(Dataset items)
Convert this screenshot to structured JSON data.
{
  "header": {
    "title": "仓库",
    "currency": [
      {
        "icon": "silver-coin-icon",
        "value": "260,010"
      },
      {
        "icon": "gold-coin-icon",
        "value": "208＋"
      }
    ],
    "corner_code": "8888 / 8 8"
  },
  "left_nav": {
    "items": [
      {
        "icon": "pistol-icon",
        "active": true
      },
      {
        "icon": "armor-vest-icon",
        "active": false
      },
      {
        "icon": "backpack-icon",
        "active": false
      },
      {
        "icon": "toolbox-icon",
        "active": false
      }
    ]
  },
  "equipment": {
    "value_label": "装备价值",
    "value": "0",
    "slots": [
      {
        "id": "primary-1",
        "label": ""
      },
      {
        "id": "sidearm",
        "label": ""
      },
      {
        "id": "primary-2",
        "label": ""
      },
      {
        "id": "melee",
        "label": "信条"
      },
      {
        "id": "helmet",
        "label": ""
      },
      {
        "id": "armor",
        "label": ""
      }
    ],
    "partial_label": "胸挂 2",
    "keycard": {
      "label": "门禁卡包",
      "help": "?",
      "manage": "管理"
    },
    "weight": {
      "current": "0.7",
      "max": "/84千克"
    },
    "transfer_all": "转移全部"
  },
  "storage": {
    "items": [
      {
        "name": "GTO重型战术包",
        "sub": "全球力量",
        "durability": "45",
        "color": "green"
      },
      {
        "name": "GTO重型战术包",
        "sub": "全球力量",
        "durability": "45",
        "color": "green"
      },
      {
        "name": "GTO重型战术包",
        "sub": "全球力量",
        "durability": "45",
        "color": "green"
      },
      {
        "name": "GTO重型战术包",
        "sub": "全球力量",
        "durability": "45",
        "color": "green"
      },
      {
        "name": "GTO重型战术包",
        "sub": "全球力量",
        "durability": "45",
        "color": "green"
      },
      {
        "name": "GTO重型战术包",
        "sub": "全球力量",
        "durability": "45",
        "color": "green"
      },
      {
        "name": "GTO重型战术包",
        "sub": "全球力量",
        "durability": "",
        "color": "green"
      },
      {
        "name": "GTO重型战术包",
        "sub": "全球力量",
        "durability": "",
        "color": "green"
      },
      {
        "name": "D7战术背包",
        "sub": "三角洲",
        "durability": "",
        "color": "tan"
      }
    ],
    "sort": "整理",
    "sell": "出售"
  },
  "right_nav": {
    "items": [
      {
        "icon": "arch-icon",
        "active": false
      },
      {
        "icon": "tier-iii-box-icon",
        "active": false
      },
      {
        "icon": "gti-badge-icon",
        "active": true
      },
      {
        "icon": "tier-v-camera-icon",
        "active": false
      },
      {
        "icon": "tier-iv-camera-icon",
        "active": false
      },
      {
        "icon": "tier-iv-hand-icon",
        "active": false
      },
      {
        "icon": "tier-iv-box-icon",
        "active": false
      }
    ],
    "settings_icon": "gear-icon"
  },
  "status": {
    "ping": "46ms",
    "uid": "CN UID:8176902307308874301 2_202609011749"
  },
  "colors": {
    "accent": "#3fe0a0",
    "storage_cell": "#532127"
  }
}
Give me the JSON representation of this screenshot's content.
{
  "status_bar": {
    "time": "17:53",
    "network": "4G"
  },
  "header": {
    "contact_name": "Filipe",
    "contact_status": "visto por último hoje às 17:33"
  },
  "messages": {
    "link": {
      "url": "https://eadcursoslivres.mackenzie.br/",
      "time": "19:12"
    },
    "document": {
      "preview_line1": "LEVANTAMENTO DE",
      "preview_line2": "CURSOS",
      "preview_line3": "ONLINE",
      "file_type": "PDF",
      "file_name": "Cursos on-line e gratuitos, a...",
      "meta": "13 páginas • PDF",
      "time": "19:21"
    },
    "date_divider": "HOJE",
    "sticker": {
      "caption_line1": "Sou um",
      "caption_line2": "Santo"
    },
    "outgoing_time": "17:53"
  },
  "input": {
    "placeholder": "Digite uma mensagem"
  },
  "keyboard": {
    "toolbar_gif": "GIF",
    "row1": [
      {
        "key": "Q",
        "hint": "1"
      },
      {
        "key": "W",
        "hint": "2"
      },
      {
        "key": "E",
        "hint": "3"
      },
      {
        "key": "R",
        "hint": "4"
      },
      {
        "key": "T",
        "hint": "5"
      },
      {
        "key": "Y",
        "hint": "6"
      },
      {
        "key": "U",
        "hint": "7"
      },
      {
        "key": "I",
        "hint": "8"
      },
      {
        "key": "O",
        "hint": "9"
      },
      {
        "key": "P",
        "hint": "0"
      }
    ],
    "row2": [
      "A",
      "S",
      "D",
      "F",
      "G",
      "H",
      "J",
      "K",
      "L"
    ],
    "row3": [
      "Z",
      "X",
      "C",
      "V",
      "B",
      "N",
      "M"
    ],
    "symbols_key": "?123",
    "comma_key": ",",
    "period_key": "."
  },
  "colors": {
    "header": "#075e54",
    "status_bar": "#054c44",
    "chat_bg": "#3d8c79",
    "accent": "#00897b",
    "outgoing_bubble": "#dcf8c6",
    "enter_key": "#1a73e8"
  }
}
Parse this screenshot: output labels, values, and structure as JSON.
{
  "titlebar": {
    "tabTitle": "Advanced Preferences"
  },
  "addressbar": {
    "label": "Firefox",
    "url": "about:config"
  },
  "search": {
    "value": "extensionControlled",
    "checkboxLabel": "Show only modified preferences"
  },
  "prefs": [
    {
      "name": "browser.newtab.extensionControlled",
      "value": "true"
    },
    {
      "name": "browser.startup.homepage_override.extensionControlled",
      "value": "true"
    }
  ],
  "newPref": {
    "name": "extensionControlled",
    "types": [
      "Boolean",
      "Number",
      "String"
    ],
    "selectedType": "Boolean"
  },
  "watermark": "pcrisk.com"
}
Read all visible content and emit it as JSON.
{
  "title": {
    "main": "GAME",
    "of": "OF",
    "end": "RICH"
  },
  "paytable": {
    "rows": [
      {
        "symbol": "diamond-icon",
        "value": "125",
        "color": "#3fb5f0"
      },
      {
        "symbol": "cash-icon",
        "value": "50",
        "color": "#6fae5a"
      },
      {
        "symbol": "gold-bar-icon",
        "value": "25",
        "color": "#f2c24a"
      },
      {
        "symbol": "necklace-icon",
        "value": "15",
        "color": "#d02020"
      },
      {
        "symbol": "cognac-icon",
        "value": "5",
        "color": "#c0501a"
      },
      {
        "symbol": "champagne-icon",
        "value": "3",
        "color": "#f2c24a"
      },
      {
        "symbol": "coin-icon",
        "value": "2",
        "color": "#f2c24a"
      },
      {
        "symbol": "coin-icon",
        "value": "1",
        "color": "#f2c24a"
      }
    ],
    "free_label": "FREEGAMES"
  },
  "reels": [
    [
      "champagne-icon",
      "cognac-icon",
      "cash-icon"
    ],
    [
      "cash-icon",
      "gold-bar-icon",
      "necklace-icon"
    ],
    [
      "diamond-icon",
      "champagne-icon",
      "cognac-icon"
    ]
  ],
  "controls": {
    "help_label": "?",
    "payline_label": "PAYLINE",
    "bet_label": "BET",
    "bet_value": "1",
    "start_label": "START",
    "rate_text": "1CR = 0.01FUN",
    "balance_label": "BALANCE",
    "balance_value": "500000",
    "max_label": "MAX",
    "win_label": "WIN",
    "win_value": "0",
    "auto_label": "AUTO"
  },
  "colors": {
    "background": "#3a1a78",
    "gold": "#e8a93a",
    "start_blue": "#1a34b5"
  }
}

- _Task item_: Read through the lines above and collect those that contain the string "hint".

- _Task solution_:
        "hint": "1"
        "hint": "2"
        "hint": "3"
        "hint": "4"
        "hint": "5"
        "hint": "6"
        "hint": "7"
        "hint": "8"
        "hint": "9"
        "hint": "0"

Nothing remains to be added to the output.